Why is pandemic stress so damaging? Stress is a response to an event that threatens the balance of our life. As such, the pandemic is one of the most significant stress-triggers in the 21st century. It is a sudden, dramatic, and long-lasting change that affects people’s routine, dreams, work, and social circles. You can reach out to meditative practice to recentre yourself and find your inner energy. Meditation can help alleviate some of the pandemic anxiety. But this leaves a big question open: Can our towns and communities create a better stress response? Indeed, the pandemic has forced countless individuals out of jobs or in furlough. Additionally, vulnerable members of society have been self-isolating at home for almost a year, which is bound to take its toll on mental health. What can municipalities do to ease stress?
Implement an effective problem-solving programme
Damaged road surface? Suspicious activities in the neighbourhood? Failing local services? How many complaints does the local community receive on a day-to-day basis? Since the start of the pandemic, towns and counties have faced a peak in calls, emails, and other notifications about various issues. The volume can be overwhelming and without an adequate management system in place, such as AccessE11it’s hard to keep an overview of problem areas. However, as citizens are restricted to local commutes, they rely on their community to provide all the services they need and meet their safety requirements. Giving towns and regions the opportunity to manage problems and sort out situations rapidly and smoothly can also relieve anxiety for sheltered citizens.
Embrace positive communication
What does positive communication mean? It’s the art of encouraging rather than blaming people. Professor Stephan Reicher, psychology specialist at the University of St Andrews has been vocal about the need for authorities and the government to focus on positive messaging during the pandemic. The British public should be praised for their resilience throughout the lockdowns. However, the government has chosen a blame strategy and encouraged a tougher policing approach. Reicher warns that in a situation that is difficult for everyone, blaming a minority of rule-breakers undermines trust. Instead, public praises during the pandemic could significantly alleviate frustration and stress. I believe there should be a balance that both commends those who are helping us progress towards a more positive future and educates those who are not.
Find ways of providing support to the vulnerable communities
Individuals who live alone have found it hard to balance pandemic restriction and mental health. The situation has left them isolated, which can increase depression and even encourage self-harm. Cruise crews who have been practically abandoned on ship as a result of covid have tragic tales of loss to illustrate how hard isolation is on your mental health. Additionally, seniors, individuals with disabilities or serious illnesses, also feel helplessly isolated and unable to access essential healthcare services. Some communities have looked at ways of organizing a support system for their citizens, providing safe grocery delivery or socially-distant companionship. We can safely say that towns and counties could do a lot more to help inhabitants cope with the stress.
The pandemic is teaching us an important lesson about community spirit both in our physical spaces and online.
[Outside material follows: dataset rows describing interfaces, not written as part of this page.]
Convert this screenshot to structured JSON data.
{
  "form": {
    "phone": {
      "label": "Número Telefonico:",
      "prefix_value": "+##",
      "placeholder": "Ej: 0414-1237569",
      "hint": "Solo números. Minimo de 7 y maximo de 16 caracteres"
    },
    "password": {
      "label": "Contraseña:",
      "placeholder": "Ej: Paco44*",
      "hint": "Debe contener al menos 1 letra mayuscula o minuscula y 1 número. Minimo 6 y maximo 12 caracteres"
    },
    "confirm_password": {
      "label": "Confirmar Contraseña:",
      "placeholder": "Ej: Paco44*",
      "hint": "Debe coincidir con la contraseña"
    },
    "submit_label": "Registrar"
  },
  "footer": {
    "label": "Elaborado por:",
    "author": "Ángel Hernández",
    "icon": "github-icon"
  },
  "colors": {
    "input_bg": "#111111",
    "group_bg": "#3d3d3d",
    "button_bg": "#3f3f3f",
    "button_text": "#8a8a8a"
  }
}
Finding ways to help and support each other can be the key to the public resilience we need. Surviving the pandemic anxiety is not a challenge you can tackle alone. It’s teamwork.